Katy Trail Coordinator Melanie Robinson-Smith said the trail is open again from Wainwright on east to Hartsburg; she said it's also open from Providence to Rocheport.
"There is a lot of mud in some places along with some debris that we are trying to remove," she said. "These sections are in relatively good shape, though."
As of Thursday afternoon, the Missouri River at Jefferson City was at 23.9 feet. The National Weather Service forecast called for the river to fall to a flood stage of 23 feet sometime Saturday, the first time it's been at that level since late May.
Robinson-Smith said they left sections of the trail open as long as they could, but some have been closed since early May; others have only been closed since the beginning of last month.
"We see flooding many times on the trail, but this is the worst since the Flood of '93," Robinson-Smith said. "In some places, we're going to have to do assessments of bridges where we'll have to replace decks."
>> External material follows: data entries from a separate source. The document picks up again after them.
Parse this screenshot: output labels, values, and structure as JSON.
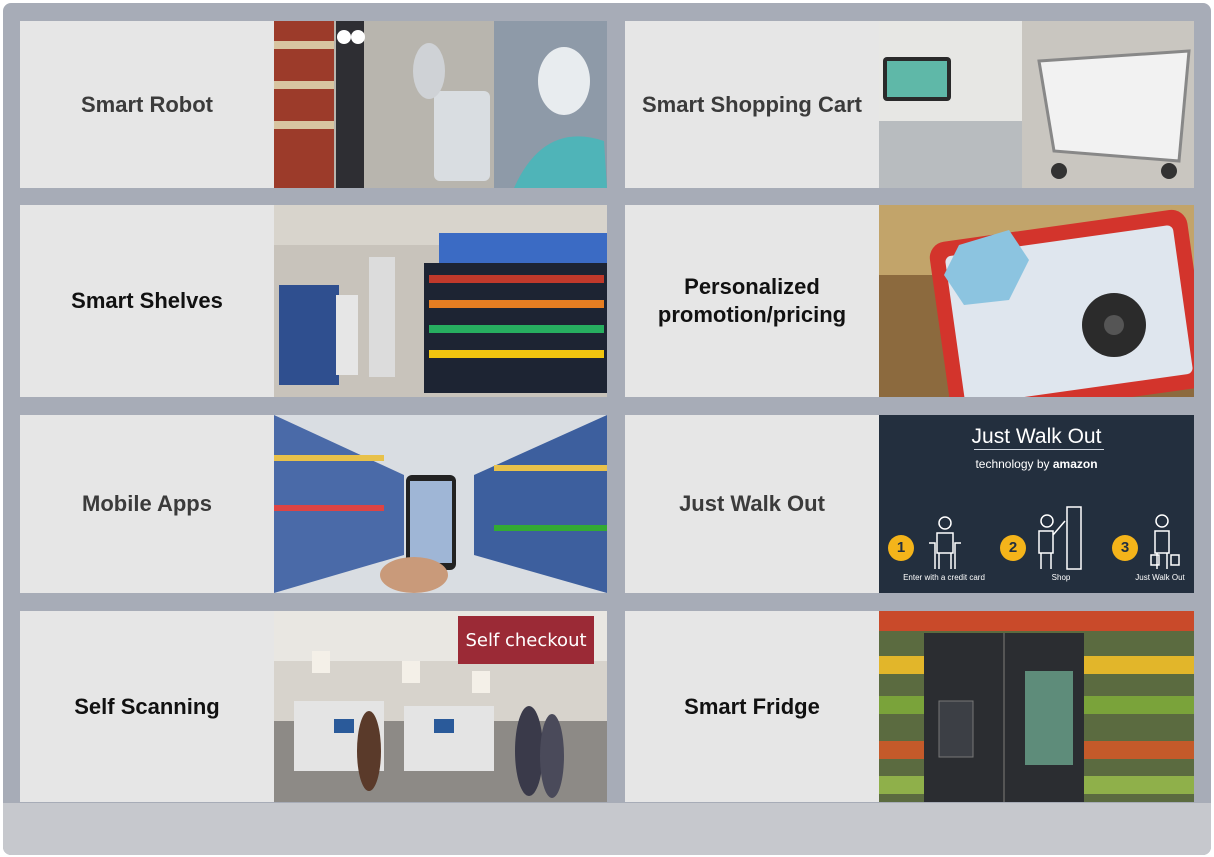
{
  "cards": [
    {
      "label": "Smart Robot"
    },
    {
      "label": "Smart Shopping Cart"
    },
    {
      "label": "Smart Shelves"
    },
    {
      "label": "Personalized promotion/pricing"
    },
    {
      "label": "Mobile Apps"
    },
    {
      "label": "Just Walk Out"
    },
    {
      "label": "Self Scanning"
    },
    {
      "label": "Smart Fridge"
    }
  ],
  "just_walk_out_image": {
    "title": "Just Walk Out",
    "subtitle_prefix": "technology by",
    "subtitle_brand": "amazon",
    "steps": [
      {
        "number": "1",
        "caption": "Enter with a credit card"
      },
      {
        "number": "2",
        "caption": "Shop"
      },
      {
        "number": "3",
        "caption": "Just Walk Out"
      }
    ]
  },
  "self_checkout_sign": "Self checkout",
  "colors": {
    "background": "#a7acb7",
    "label_bg": "#e6e6e6",
    "amazon_navy": "#232f3e",
    "amazon_yellow": "#f4b41a"
  }
}
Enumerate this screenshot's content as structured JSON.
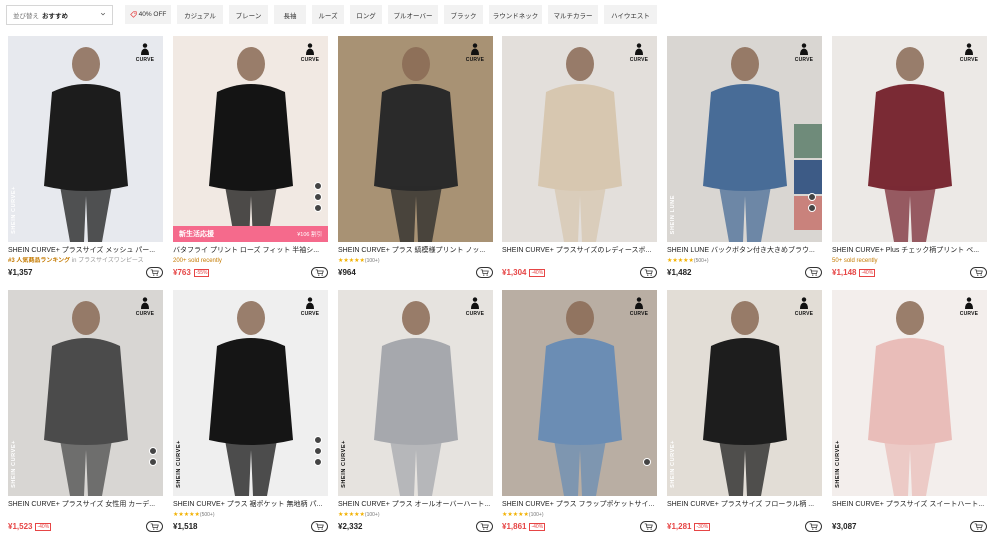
{
  "filter": {
    "sort_label": "並び替え",
    "sort_value": "おすすめ",
    "chips": [
      "40% OFF",
      "カジュアル",
      "プレーン",
      "長袖",
      "ルーズ",
      "ロング",
      "プルオーバー",
      "ブラック",
      "ラウンドネック",
      "マルチカラー",
      "ハイウエスト"
    ]
  },
  "badge_text": "CURVE",
  "products": [
    {
      "title": "SHEIN CURVE+ プラスサイズ メッシュ パー...",
      "price": "¥1,357",
      "rank_label": "#3 人気商品ランキング",
      "rank_sub": "in プラスサイズワンピース",
      "brand_mark": "SHEIN CURVE+",
      "colors": {
        "bg": "#e7e9ee",
        "accent": "#1c1c1c"
      }
    },
    {
      "title": "バタフライ プリント ローズ フィット 半袖シ...",
      "price": "¥763",
      "discount": "-55%",
      "sold": "200+ sold recently",
      "promo_text": "新生活応援",
      "promo_price": "¥106 割引",
      "colors": {
        "bg": "#f1e9e3",
        "accent": "#141414"
      }
    },
    {
      "title": "SHEIN CURVE+ プラス 縞模様プリント ノッ...",
      "price": "¥964",
      "stars": "★★★★★",
      "reviews": "(100+)",
      "colors": {
        "bg": "#a89274",
        "accent": "#2a2a2a"
      }
    },
    {
      "title": "SHEIN CURVE+ プラスサイズのレディースボ...",
      "price": "¥1,304",
      "discount": "-40%",
      "colors": {
        "bg": "#e3dfdb",
        "accent": "#d7c7b0"
      }
    },
    {
      "title": "SHEIN LUNE バックボタン付き大きめブラウ...",
      "price": "¥1,482",
      "stars": "★★★★★",
      "reviews": "(500+)",
      "brand_mark": "SHEIN LUNE",
      "colors": {
        "bg": "#d9d6d2",
        "accent": "#486c97"
      }
    },
    {
      "title": "SHEIN CURVE+ Plus チェック柄プリント ベ...",
      "price": "¥1,148",
      "discount": "-40%",
      "sold": "50+ sold recently",
      "colors": {
        "bg": "#ece9e6",
        "accent": "#7a2a34"
      }
    },
    {
      "title": "SHEIN CURVE+ プラスサイズ 女性用 カーデ...",
      "price": "¥1,523",
      "discount": "-40%",
      "brand_mark": "SHEIN CURVE+",
      "colors": {
        "bg": "#d8d6d3",
        "accent": "#4b4b4b"
      }
    },
    {
      "title": "SHEIN CURVE+ プラス 裾ポケット 無地柄 パ...",
      "price": "¥1,518",
      "stars": "★★★★★",
      "reviews": "(500+)",
      "brand_mark": "SHEIN CURVE+",
      "colors": {
        "bg": "#efefef",
        "accent": "#151515"
      }
    },
    {
      "title": "SHEIN CURVE+ プラス オールオーバーハート...",
      "price": "¥2,332",
      "stars": "★★★★★",
      "reviews": "(100+)",
      "brand_mark": "SHEIN CURVE+",
      "colors": {
        "bg": "#e6e3df",
        "accent": "#a6a8ad"
      }
    },
    {
      "title": "SHEIN CURVE+ プラス フラップポケットサイ...",
      "price": "¥1,861",
      "discount": "-40%",
      "stars": "★★★★★",
      "reviews": "(100+)",
      "colors": {
        "bg": "#b9aea3",
        "accent": "#6b8db4"
      }
    },
    {
      "title": "SHEIN CURVE+ プラスサイズ フローラル柄 ...",
      "price": "¥1,281",
      "discount": "-30%",
      "brand_mark": "SHEIN CURVE+",
      "colors": {
        "bg": "#e2ddd6",
        "accent": "#1d1d1d"
      }
    },
    {
      "title": "SHEIN CURVE+ プラスサイズ スイートハート...",
      "price": "¥3,087",
      "brand_mark": "SHEIN CURVE+",
      "colors": {
        "bg": "#f3eeec",
        "accent": "#e9bdb9"
      }
    }
  ]
}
On Thursday afternoon, U.S. Corps of Engineers officials announced they would continue releasing water from Gavins Point Dam in South Dakota, the southern most of their dams on the northern end of the Missouri, at a rate of 70,000 cubic feet per second through the end of the month. That's significantly higher than normal for this time of the year, they said, which will mean the Missouri will stay "substantially higher" than normal. The NWS forecast calls for the river to stay at around 22 feet from this weekend through all of next week even though little to no rain is in the forecast for this area.
Robinson-Smith said they did a cursory inspection of the entire Katy Trail, from one end of the state to the other, this week.
"There's a lot of work to be done before we get back to full operation," she said. "How long that will be and how much that will cost, we don't know. For the bridges, we have to do inspections and that means getting underneath them. So until the water gets down low enough, we can't do that."
Hartsburg Mayor Bill Molendorp said it's been nearly two months since the trail from his town to Jefferson City was fully operational. He's glad to see the trail start to be used again.
"I biked on Thursday and saw riders, and that makes me feel good," he said. "We do have businesses that thrive on people coming through on the trail, but they also have good followings so people have still come to support them. The trail I've ridden on, from Hartsburg to Jefferson City, I think, is in pretty good shape."
Before people go out to use the trail, Robinson-Smith recommends they check the website ostateparks.com, which is updated daily about what areas are reopened.
As far as the other major river in the area, the Osage, Truman Dam in Warsaw was releasing 45,000 cfs of water on Thursday afternoon, and Bagnell Dam at Lake of the Ozarks was releasing 50,000 cfs. Corps officials said they want to increase Truman's releases to 50,000 in the next few days after heavy rains at the lake on the Fourth of July weekend caused dams further upstream on the Osage to reduce their releases.